by: Tom Knapp
I have lots of friends and associates; in this I consider myself much blessed.
I also consider it a basic obligation of disclosure to point out that by being my friend or associate, one may well be at risk of prosecution under US Code, Title 18, Chapter 115, §2384.
No, I am not herein “admitting guilt” to violations of said portions of the US Code.
For one thing, I don’t recognize the US Code or said portions thereof as binding upon anyone who hasn’t explicitly agreed to be bound by it.
For another, the things are so broadly written that anyone who votes, runs for public office, solicits votes (especially the votes of military personnel) or joins a political party is arguably in violation of all of them (if you don’t think an election is a “means of force or violence,” you’re not living in the real world). So it’s not like I’m uniquely in legal jeopardy here.

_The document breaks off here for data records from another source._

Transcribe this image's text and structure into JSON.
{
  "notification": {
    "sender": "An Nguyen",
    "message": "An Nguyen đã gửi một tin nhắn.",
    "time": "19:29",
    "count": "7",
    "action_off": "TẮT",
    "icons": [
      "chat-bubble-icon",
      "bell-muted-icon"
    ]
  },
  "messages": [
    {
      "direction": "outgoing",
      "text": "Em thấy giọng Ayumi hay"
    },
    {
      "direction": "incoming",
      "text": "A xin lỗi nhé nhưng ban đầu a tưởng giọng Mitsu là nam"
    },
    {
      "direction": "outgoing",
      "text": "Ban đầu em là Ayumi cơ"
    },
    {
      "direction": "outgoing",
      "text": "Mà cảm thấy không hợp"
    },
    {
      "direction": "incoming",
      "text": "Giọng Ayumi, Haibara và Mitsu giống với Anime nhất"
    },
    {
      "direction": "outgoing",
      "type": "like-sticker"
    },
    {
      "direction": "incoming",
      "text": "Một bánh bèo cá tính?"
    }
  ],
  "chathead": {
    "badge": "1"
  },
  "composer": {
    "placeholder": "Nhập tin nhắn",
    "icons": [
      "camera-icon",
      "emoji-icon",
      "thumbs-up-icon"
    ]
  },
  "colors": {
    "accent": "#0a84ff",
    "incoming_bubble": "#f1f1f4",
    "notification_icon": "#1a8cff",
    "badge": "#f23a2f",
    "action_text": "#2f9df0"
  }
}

And finally, anyone who’s observed the operation of what passes for a “court” in the United States in recent years knows that these institutions are, for the most part, mere extensions of the prosecution teams with only pro forma claims to just or even nominally impartial proceedings (although rare cases of jury nullification do sometimes act as a corrective). I hold such institutions in far too much contempt to “plead” if charged, let alone preemptively/prospectively admit the “guilt” which they assume from the start.

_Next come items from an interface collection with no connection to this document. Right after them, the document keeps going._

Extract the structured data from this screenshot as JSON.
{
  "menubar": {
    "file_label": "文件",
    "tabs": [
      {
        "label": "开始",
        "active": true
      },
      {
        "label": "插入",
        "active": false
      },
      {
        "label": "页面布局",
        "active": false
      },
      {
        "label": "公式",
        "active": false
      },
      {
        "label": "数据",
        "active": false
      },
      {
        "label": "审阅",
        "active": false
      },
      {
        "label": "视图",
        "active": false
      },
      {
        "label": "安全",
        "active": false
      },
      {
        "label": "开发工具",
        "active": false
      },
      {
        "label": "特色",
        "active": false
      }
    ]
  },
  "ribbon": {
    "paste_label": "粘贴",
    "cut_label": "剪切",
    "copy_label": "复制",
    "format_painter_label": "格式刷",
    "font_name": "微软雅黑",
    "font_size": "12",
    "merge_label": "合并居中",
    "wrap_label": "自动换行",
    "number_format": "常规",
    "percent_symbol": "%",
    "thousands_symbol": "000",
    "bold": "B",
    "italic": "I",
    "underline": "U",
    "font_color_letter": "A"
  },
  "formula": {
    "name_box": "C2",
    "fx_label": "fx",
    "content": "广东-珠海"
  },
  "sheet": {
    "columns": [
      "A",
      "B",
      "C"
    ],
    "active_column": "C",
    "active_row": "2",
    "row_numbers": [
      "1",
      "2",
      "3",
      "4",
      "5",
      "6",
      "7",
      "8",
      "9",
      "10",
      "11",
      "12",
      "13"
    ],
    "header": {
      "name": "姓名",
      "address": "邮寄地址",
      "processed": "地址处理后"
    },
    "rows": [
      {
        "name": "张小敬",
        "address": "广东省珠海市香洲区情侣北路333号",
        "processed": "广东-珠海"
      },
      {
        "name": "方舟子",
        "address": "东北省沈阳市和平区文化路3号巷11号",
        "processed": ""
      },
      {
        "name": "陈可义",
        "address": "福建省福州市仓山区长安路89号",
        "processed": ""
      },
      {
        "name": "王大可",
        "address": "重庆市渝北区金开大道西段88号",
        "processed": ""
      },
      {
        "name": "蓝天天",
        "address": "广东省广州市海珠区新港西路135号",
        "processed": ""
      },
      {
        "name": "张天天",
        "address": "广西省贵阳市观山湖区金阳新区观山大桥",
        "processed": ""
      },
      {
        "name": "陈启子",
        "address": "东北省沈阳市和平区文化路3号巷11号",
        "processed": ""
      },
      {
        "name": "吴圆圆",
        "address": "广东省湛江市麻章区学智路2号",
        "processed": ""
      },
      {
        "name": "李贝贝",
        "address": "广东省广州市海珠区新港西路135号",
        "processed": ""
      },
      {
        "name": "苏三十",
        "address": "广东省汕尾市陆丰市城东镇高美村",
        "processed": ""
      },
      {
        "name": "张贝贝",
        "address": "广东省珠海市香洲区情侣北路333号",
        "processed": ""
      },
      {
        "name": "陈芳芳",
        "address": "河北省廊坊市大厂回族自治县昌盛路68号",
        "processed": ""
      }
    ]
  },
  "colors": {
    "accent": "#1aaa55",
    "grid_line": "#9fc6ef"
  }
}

All things considered, maybe being my friend or associate isn’t really any more dangerous than being anyone else’s. In the declining 21st century United States, legal entanglements seem to be pretty much the equivalent of a straight-up roulette bet, at least if one lacks the “get out of jail free card” issued to members of the political class. But I still thought it worth apprising you of the risks.
Reposted from Kn@ppster